→ INSTRUCTIONS TO FOLLOW: Could you output each line of the data that follows exactly?

*** DATA EXCERPTS ***

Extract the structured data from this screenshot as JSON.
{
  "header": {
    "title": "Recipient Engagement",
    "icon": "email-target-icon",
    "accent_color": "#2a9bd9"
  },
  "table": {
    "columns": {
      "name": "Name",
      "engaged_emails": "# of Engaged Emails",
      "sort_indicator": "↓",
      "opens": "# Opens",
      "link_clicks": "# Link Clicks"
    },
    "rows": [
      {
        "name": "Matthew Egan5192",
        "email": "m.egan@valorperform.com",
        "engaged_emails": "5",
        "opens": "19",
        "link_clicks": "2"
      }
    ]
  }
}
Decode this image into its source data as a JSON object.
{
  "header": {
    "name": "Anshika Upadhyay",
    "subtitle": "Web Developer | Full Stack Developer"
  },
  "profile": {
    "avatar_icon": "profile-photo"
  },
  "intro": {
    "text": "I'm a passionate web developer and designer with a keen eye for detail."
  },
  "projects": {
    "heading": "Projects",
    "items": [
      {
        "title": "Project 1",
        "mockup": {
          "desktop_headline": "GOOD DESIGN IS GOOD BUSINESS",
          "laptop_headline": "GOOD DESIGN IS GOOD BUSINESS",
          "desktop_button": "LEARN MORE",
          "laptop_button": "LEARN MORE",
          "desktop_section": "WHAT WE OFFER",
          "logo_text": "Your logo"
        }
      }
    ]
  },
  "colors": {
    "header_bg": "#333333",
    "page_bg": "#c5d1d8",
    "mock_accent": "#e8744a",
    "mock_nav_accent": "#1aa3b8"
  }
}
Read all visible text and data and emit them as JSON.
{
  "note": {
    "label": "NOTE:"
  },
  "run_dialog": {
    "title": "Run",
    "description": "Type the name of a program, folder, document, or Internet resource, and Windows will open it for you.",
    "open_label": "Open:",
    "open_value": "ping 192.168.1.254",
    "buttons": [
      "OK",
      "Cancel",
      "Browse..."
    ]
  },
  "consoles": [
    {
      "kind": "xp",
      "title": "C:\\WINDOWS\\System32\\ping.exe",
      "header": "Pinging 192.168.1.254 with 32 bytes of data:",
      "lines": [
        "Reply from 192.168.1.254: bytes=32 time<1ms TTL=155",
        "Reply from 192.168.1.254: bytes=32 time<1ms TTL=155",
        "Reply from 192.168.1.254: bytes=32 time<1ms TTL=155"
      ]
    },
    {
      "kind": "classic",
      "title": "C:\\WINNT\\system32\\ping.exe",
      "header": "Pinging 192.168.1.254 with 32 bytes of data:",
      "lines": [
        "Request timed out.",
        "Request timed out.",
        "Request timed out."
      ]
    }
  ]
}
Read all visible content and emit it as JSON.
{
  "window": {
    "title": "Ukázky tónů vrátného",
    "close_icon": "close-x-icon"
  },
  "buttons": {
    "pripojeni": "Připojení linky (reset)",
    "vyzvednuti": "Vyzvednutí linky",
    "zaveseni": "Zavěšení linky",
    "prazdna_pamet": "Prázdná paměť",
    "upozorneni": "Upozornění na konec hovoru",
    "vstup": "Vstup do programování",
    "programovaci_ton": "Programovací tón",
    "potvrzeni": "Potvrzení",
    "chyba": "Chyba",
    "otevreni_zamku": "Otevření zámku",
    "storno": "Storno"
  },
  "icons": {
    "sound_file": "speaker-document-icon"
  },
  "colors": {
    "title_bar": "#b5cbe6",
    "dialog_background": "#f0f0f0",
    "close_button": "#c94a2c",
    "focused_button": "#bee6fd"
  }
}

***

→ SOLUTION:
Extract the structured data from this screenshot as JSON.
{
  "header": {
    "title": "Recipient Engagement",
    "icon": "email-target-icon",
    "accent_color": "#2a9bd9"
  },
  "table": {
    "columns": {
      "name": "Name",
      "engaged_emails": "# of Engaged Emails",
      "sort_indicator": "↓",
      "opens": "# Opens",
      "link_clicks": "# Link Clicks"
    },
    "rows": [
      {
        "name": "Matthew Egan5192",
        "email": "m.egan@valorperform.com",
        "engaged_emails": "5",
        "opens": "19",
        "link_clicks": "2"
      }
    ]
  }
}
Decode this image into its source data as a JSON object.
{
  "header": {
    "name": "Anshika Upadhyay",
    "subtitle": "Web Developer | Full Stack Developer"
  },
  "profile": {
    "avatar_icon": "profile-photo"
  },
  "intro": {
    "text": "I'm a passionate web developer and designer with a keen eye for detail."
  },
  "projects": {
    "heading": "Projects",
    "items": [
      {
        "title": "Project 1",
        "mockup": {
          "desktop_headline": "GOOD DESIGN IS GOOD BUSINESS",
          "laptop_headline": "GOOD DESIGN IS GOOD BUSINESS",
          "desktop_button": "LEARN MORE",
          "laptop_button": "LEARN MORE",
          "desktop_section": "WHAT WE OFFER",
          "logo_text": "Your logo"
        }
      }
    ]
  },
  "colors": {
    "header_bg": "#333333",
    "page_bg": "#c5d1d8",
    "mock_accent": "#e8744a",
    "mock_nav_accent": "#1aa3b8"
  }
}
Read all visible text and data and emit them as JSON.
{
  "note": {
    "label": "NOTE:"
  },
  "run_dialog": {
    "title": "Run",
    "description": "Type the name of a program, folder, document, or Internet resource, and Windows will open it for you.",
    "open_label": "Open:",
    "open_value": "ping 192.168.1.254",
    "buttons": [
      "OK",
      "Cancel",
      "Browse..."
    ]
  },
  "consoles": [
    {
      "kind": "xp",
      "title": "C:\\WINDOWS\\System32\\ping.exe",
      "header": "Pinging 192.168.1.254 with 32 bytes of data:",
      "lines": [
        "Reply from 192.168.1.254: bytes=32 time<1ms TTL=155",
        "Reply from 192.168.1.254: bytes=32 time<1ms TTL=155",
        "Reply from 192.168.1.254: bytes=32 time<1ms TTL=155"
      ]
    },
    {
      "kind": "classic",
      "title": "C:\\WINNT\\system32\\ping.exe",
      "header": "Pinging 192.168.1.254 with 32 bytes of data:",
      "lines": [
        "Request timed out.",
        "Request timed out.",
        "Request timed out."
      ]
    }
  ]
}
Read all visible content and emit it as JSON.
{
  "window": {
    "title": "Ukázky tónů vrátného",
    "close_icon": "close-x-icon"
  },
  "buttons": {
    "pripojeni": "Připojení linky (reset)",
    "vyzvednuti": "Vyzvednutí linky",
    "zaveseni": "Zavěšení linky",
    "prazdna_pamet": "Prázdná paměť",
    "upozorneni": "Upozornění na konec hovoru",
    "vstup": "Vstup do programování",
    "programovaci_ton": "Programovací tón",
    "potvrzeni": "Potvrzení",
    "chyba": "Chyba",
    "otevreni_zamku": "Otevření zámku",
    "storno": "Storno"
  },
  "icons": {
    "sound_file": "speaker-document-icon"
  },
  "colors": {
    "title_bar": "#b5cbe6",
    "dialog_background": "#f0f0f0",
    "close_button": "#c94a2c",
    "focused_button": "#bee6fd"
  }
}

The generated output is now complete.